A 3D Printer is a manufacturing tool used to create three-dimensional artifacts that have been designed on a computer. The most common type of 3D printing is Fused Deposition Modeling (FDM), which works by depositing melted plastic layer by layer from the bottom up to create an object - imagine that it is like a fancy, computerized hot glue gun.
The best part is that using the 3D printers in the Clemson Makerspace is free!
3D printing does have limitations:
you're somewhat limited in size (on a Mini: 6x6x7"; on a Pro: 11x11x11")
complicated objects require multiple pieces and prints
color is dictated by filament color (but you can paint the objects)
you can't print into space so you need supports for some objects.
3D Printers are located in both the Watt Makerspace and the Adobe Studio & Makerspace.
If you need help at any point, just ask one of the Makerspace interns! We are very friendly and we are here to help.
Use the 3D printer to create replacement parts, household helpers (ex: sponge holders for the kitchen sink), personalized objects (ex: keychain with your initials), models and replicas, jewelry - you name it!
3D Printing Overview
You do not need to know how to use 3D modeling software to be able to 3D print! There are websites with free models that you can download and print. The Clemson Makerspace has 30+ 3D printers and they are all free to use. You can visit Watt Makerspace (in the Watt Center, on the first floor) or Cooper Makerspace (in Cooper Library, on the fifth floor) to find the 3D printers. 3D printers are first-come, first-served.
Select a 3D model
Find an object you want to 3D print on Thingiverse. Other repositories include MyMiniFactory, YouMagine, GrabCAD, CGTrader.

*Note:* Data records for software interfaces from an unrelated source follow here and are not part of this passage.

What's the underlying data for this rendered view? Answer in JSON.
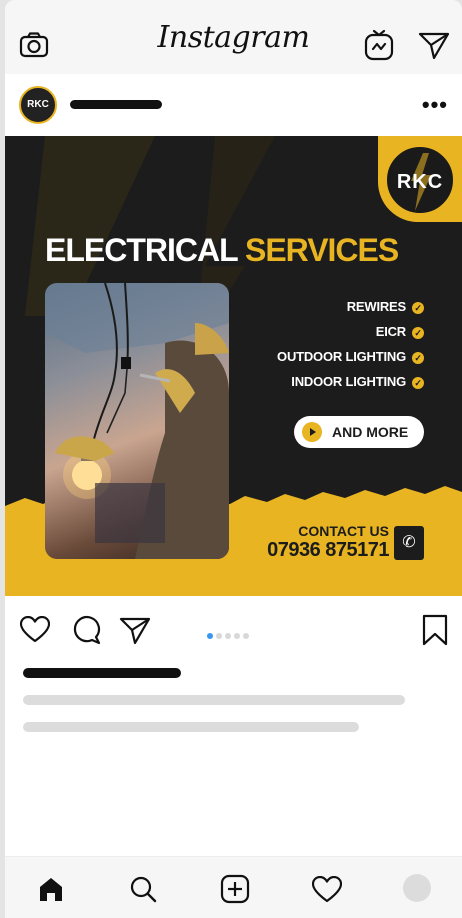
{
  "app": {
    "title": "Instagram"
  },
  "topbar": {
    "icons": [
      "camera-icon",
      "igtv-icon",
      "direct-message-icon"
    ]
  },
  "post_header": {
    "avatar_text": "RKC",
    "more_label": "•••"
  },
  "post": {
    "logo_text": "RKC",
    "headline_part1": "ELECTRICAL",
    "headline_part2": "SERVICES",
    "services": [
      "REWIRES",
      "EICR",
      "OUTDOOR LIGHTING",
      "INDOOR LIGHTING"
    ],
    "check_glyph": "✓",
    "and_more": "AND MORE",
    "contact_label": "CONTACT US",
    "contact_phone": "07936 875171",
    "phone_glyph": "✆",
    "colors": {
      "accent": "#e9b422",
      "dark": "#1c1c1c"
    }
  },
  "carousel": {
    "count": 5,
    "active_index": 0
  },
  "bottom_nav": {
    "items": [
      "home-icon",
      "search-icon",
      "add-post-icon",
      "activity-heart-icon",
      "profile-avatar"
    ]
  }
}
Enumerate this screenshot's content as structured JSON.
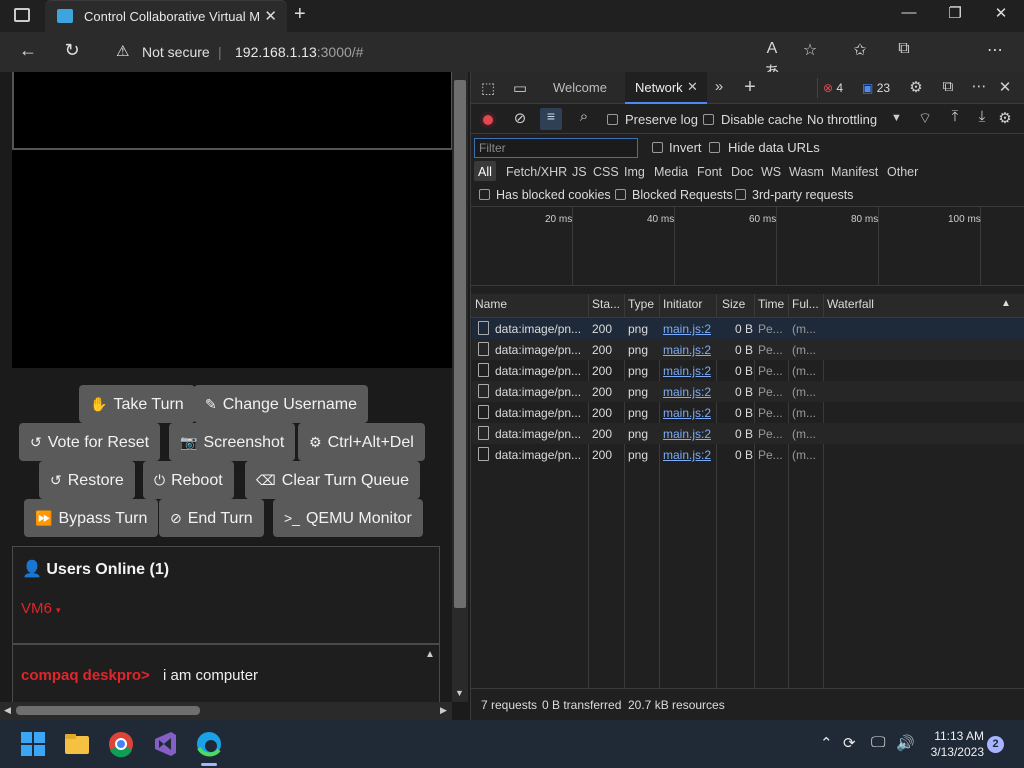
{
  "browser": {
    "tab_title": "Control Collaborative Virtual Ma",
    "tab_close": "✕",
    "new_tab": "+",
    "security": "Not secure",
    "url_host": "192.168.1.13",
    "url_rest": ":3000/#"
  },
  "page": {
    "buttons": [
      {
        "label": "Take Turn",
        "icon": "hand-icon"
      },
      {
        "label": "Change Username",
        "icon": "user-edit-icon"
      },
      {
        "label": "Vote for Reset",
        "icon": "undo-icon"
      },
      {
        "label": "Screenshot",
        "icon": "camera-icon"
      },
      {
        "label": "Ctrl+Alt+Del",
        "icon": "gear-icon"
      },
      {
        "label": "Restore",
        "icon": "restore-icon"
      },
      {
        "label": "Reboot",
        "icon": "power-icon"
      },
      {
        "label": "Clear Turn Queue",
        "icon": "eraser-icon"
      },
      {
        "label": "Bypass Turn",
        "icon": "fast-forward-icon"
      },
      {
        "label": "End Turn",
        "icon": "ban-icon"
      },
      {
        "label": "QEMU Monitor",
        "icon": "terminal-icon"
      }
    ],
    "users_header": "Users Online (1)",
    "vm_name": "VM6",
    "chat_user": "compaq deskpro>",
    "chat_message": "i am computer"
  },
  "devtools": {
    "tabs": {
      "welcome": "Welcome",
      "network": "Network"
    },
    "errors": "4",
    "messages": "23",
    "preserve_log": "Preserve log",
    "disable_cache": "Disable cache",
    "throttling": "No throttling",
    "filter_placeholder": "Filter",
    "invert": "Invert",
    "hide_data_urls": "Hide data URLs",
    "filter_types": [
      "All",
      "Fetch/XHR",
      "JS",
      "CSS",
      "Img",
      "Media",
      "Font",
      "Doc",
      "WS",
      "Wasm",
      "Manifest",
      "Other"
    ],
    "has_blocked_cookies": "Has blocked cookies",
    "blocked_requests": "Blocked Requests",
    "third_party": "3rd-party requests",
    "ticks": [
      "20 ms",
      "40 ms",
      "60 ms",
      "80 ms",
      "100 ms"
    ],
    "columns": {
      "name": "Name",
      "status": "Sta...",
      "type": "Type",
      "initiator": "Initiator",
      "size": "Size",
      "time": "Time",
      "fulfilled": "Ful...",
      "waterfall": "Waterfall"
    },
    "rows": [
      {
        "name": "data:image/pn...",
        "status": "200",
        "type": "png",
        "initiator": "main.js:2",
        "size": "0 B",
        "time": "Pe...",
        "fulfilled": "(m..."
      },
      {
        "name": "data:image/pn...",
        "status": "200",
        "type": "png",
        "initiator": "main.js:2",
        "size": "0 B",
        "time": "Pe...",
        "fulfilled": "(m..."
      },
      {
        "name": "data:image/pn...",
        "status": "200",
        "type": "png",
        "initiator": "main.js:2",
        "size": "0 B",
        "time": "Pe...",
        "fulfilled": "(m..."
      },
      {
        "name": "data:image/pn...",
        "status": "200",
        "type": "png",
        "initiator": "main.js:2",
        "size": "0 B",
        "time": "Pe...",
        "fulfilled": "(m..."
      },
      {
        "name": "data:image/pn...",
        "status": "200",
        "type": "png",
        "initiator": "main.js:2",
        "size": "0 B",
        "time": "Pe...",
        "fulfilled": "(m..."
      },
      {
        "name": "data:image/pn...",
        "status": "200",
        "type": "png",
        "initiator": "main.js:2",
        "size": "0 B",
        "time": "Pe...",
        "fulfilled": "(m..."
      },
      {
        "name": "data:image/pn...",
        "status": "200",
        "type": "png",
        "initiator": "main.js:2",
        "size": "0 B",
        "time": "Pe...",
        "fulfilled": "(m..."
      }
    ],
    "status": {
      "requests": "7 requests",
      "transferred": "0 B transferred",
      "resources": "20.7 kB resources"
    }
  },
  "taskbar": {
    "time": "11:13 AM",
    "date": "3/13/2023",
    "notifications": "2"
  },
  "colors": {
    "accent": "#4c8bf5",
    "vm_red": "#e0262a",
    "button_gray": "#5a5a5a"
  }
}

Check for complexity of object (number of parts, size)
Download the .stl file
Modify or create your 3D file
(optional) Use Tinkercad to modify your Thingiverse object or to make your own!
Tinkercad is extremely beginner-friendly. Use Tinkercad's built-in tutorials to learn or just start by playing around.
When you're done, export your model as a .stl file
Visit the Makerspace
When you’re ready to 3D print, visit Watt or Cooper Makerspace and pull up Cura on one of the computers. Cura is the software we use to prepare 3D prints - a process called “slicing”
Load the .stl of your design onto the computer, into Cura. Make sure your part is oriented properly.
Save the .gcode to an SD card. Ask an intern to start your print.
3D Print Status
Use the table below to check whether we have printers available. We try to keep this as accurate as possible but there will be times where it's off.